The cost of renewable energy

Don Pettit

Ontario recently put the brakes on its aggressive move to renewables, cancelling the second phase of its Large Renewable Procurement program that would have brought another 1000 megawatts of clean energy projects to tender.


A recent CBC news report implied that electricity from renewables is more expensive than conventional energy and was therefore driving up Ontario utility bills. The government was, apparently, only responding to consumer pressure.

A handy sound bite perhaps, but a massive over simplification. Let’s have a closer look at the real cost of renewable energy.


Like many jurisdictions around the world, Ontario kick-started its renewables industry (mostly solar and wind power) by offering premium prices for electricity produced by them. This “feed in tariff” idea was a German innovation that has been widely adopted around the world.

Feed in tariffs guarantee a high price for renewable energy to encourage homeowners, businesses and developers to invest in renewable infrastructure. Over time, as the various industries become established, the tariffs are reduced then eventually eliminated, letting market forces take over.

In many ways, this has been a very successful strategy in Ontario. Both wind and solar industries are now well-established and rapidly approaching market competitiveness. The third largest solar manufacturer in the world, Canadian Solar, is located in Ontario, and thousands of people are employed in both the wind and solar industries across the province.


Like any new technology, costs fall as production and implementation ramp up. This has become really clear to anyone watching the cost of solar over the last few years, which fell dramatically when China entered the solar market.

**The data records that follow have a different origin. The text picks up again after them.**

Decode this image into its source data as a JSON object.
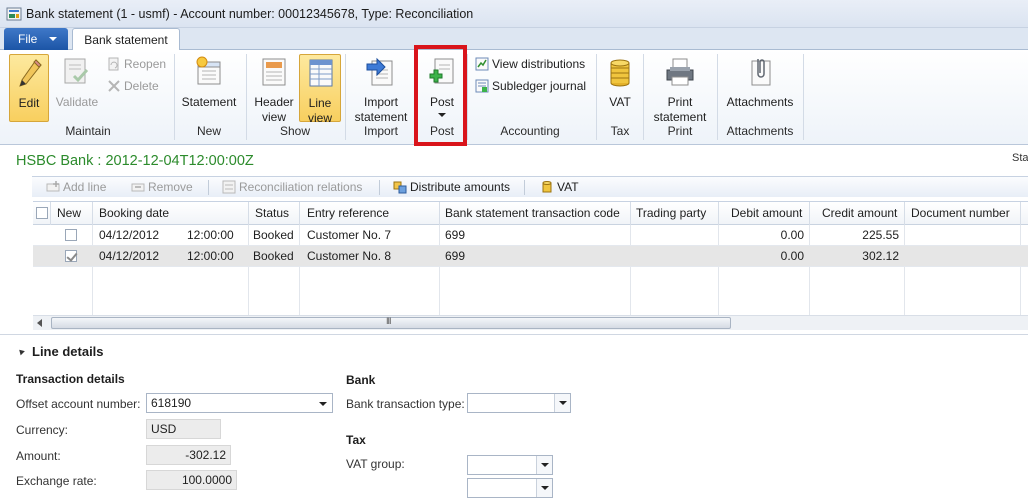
{
  "window": {
    "title": "Bank statement (1 - usmf) - Account number: 00012345678, Type: Reconciliation"
  },
  "ribbon": {
    "file_tab": "File",
    "active_tab": "Bank statement",
    "groups": {
      "maintain": {
        "label": "Maintain",
        "edit": "Edit",
        "validate": "Validate",
        "reopen": "Reopen",
        "delete": "Delete"
      },
      "new": {
        "label": "New",
        "statement": "Statement"
      },
      "show": {
        "label": "Show",
        "header_view": "Header view",
        "line_view": "Line view"
      },
      "import": {
        "label": "Import",
        "import_statement": "Import statement"
      },
      "post": {
        "label": "Post",
        "post": "Post"
      },
      "accounting": {
        "label": "Accounting",
        "view_distributions": "View distributions",
        "subledger_journal": "Subledger journal"
      },
      "tax": {
        "label": "Tax",
        "vat": "VAT"
      },
      "print": {
        "label": "Print",
        "print_statement": "Print statement"
      },
      "attachments": {
        "label": "Attachments",
        "attachments": "Attachments"
      }
    },
    "highlight_color": "#d9141b"
  },
  "form": {
    "title": "HSBC Bank : 2012-12-04T12:00:00Z",
    "title_color": "#2c8b2c",
    "right_text": "Sta"
  },
  "actions": {
    "add_line": "Add line",
    "remove": "Remove",
    "reconciliation_relations": "Reconciliation relations",
    "distribute_amounts": "Distribute amounts",
    "vat": "VAT"
  },
  "grid": {
    "columns": {
      "new": "New",
      "booking_date": "Booking date",
      "status": "Status",
      "entry_reference": "Entry reference",
      "transaction_code": "Bank statement transaction code",
      "trading_party": "Trading party",
      "debit_amount": "Debit amount",
      "credit_amount": "Credit amount",
      "document_number": "Document number"
    },
    "rows": [
      {
        "new": false,
        "date": "04/12/2012",
        "time": "12:00:00",
        "status": "Booked",
        "entry_reference": "Customer No. 7",
        "transaction_code": "699",
        "trading_party": "",
        "debit_amount": "0.00",
        "credit_amount": "225.55",
        "document_number": ""
      },
      {
        "new": true,
        "date": "04/12/2012",
        "time": "12:00:00",
        "status": "Booked",
        "entry_reference": "Customer No. 8",
        "transaction_code": "699",
        "trading_party": "",
        "debit_amount": "0.00",
        "credit_amount": "302.12",
        "document_number": ""
      }
    ],
    "scroll_grip": "III"
  },
  "line_details": {
    "title": "Line details",
    "transaction_details": {
      "heading": "Transaction details",
      "offset_account_label": "Offset account number:",
      "offset_account_value": "618190",
      "currency_label": "Currency:",
      "currency_value": "USD",
      "amount_label": "Amount:",
      "amount_value": "-302.12",
      "exchange_rate_label": "Exchange rate:",
      "exchange_rate_value": "100.0000"
    },
    "bank": {
      "heading": "Bank",
      "bank_transaction_type_label": "Bank transaction type:",
      "bank_transaction_type_value": ""
    },
    "tax": {
      "heading": "Tax",
      "vat_group_label": "VAT group:",
      "vat_group_value": "",
      "item_vat_group_value": ""
    }
  }
}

China still leads in solar manufacturing and installation, but even they haven’t been able to supply the exploding demand that low prices have launched. Massive solar factories have opened up around the world with no end to demand in site.

A new U.S. Energy Department report puts fresh numbers on what is now a proven fact: renewable energy is dirt cheap and, as it rapidly spreads, getting cheaper. Since 2008, the cost of land-based wind power has fallen 41 percent, the cost of rooftop solar has fallen by 54 percent, and utility-scale solar by 64 percent. The report also notes that energy storage costs have fallen in the same time period by 73 percent, and the cost of LED light bulbs by 94 percent.

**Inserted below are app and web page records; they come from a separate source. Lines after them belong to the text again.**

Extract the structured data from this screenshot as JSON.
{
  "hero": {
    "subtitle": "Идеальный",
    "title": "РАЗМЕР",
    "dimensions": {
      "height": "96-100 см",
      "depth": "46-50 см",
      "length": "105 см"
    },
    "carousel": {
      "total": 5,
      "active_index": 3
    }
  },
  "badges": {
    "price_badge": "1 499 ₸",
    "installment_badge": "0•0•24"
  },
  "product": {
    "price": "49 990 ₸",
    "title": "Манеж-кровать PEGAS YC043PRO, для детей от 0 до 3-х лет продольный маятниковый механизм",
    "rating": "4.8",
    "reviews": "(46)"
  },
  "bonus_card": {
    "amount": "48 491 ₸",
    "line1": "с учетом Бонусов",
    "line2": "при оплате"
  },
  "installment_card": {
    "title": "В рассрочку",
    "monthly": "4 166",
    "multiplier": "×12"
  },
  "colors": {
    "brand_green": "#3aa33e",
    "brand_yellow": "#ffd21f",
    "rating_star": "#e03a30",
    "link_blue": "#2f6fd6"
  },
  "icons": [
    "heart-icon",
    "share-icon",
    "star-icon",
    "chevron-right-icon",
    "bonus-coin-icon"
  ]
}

Looking south of the border we can get a glimpse of how Canada may look in a decade or so, with electricity prices falling as renewables expand. Wind power now supplies enough electricity for about 17.5 million American homes. Iowa produced 31 percent of its electricity from wind last year, and a total of 12 states generated 10 percent or more.

This is happening because solar and wind make both environmental and financial sense. As mass-production continues to ramp up and costs continue to decline, substantial savings are being passed on to consumers. American consumers in the ten states with the most renewable energy pay less on their electrical bills than the ten states with the least amount of renewables.


Sure it costs more to gear up production and get a whole new energy mix in place, but once its there, it just harvests free energy. This is clearly shown by the amazing fact that renewables are already cost completive with conventional non-renewable energy sources in many areas of the world (without subsidies), after just a few short decades.

So what’s with Ontario? For one thing, Ontario now has more power than it needs, so this is actually a pause, not a cancellation. As well, demand for electricity is leveling out, not rising as predicted. Unprecedented leaps in efficiency and widespread “self-supply” are part of it.

But I also think there’s more to it than that. Renewables bring energy out of hiding. With wind turbines spinning up on the ridge and a solar array on my roof, energy is here, not somewhere else. This raises my energy awareness. Add in a motivator like climate change, and consumption naturally declines.

Big change means growing pains, but the cost of clean distributed energy is going down, down, down, and our electrical bills are soon to follow.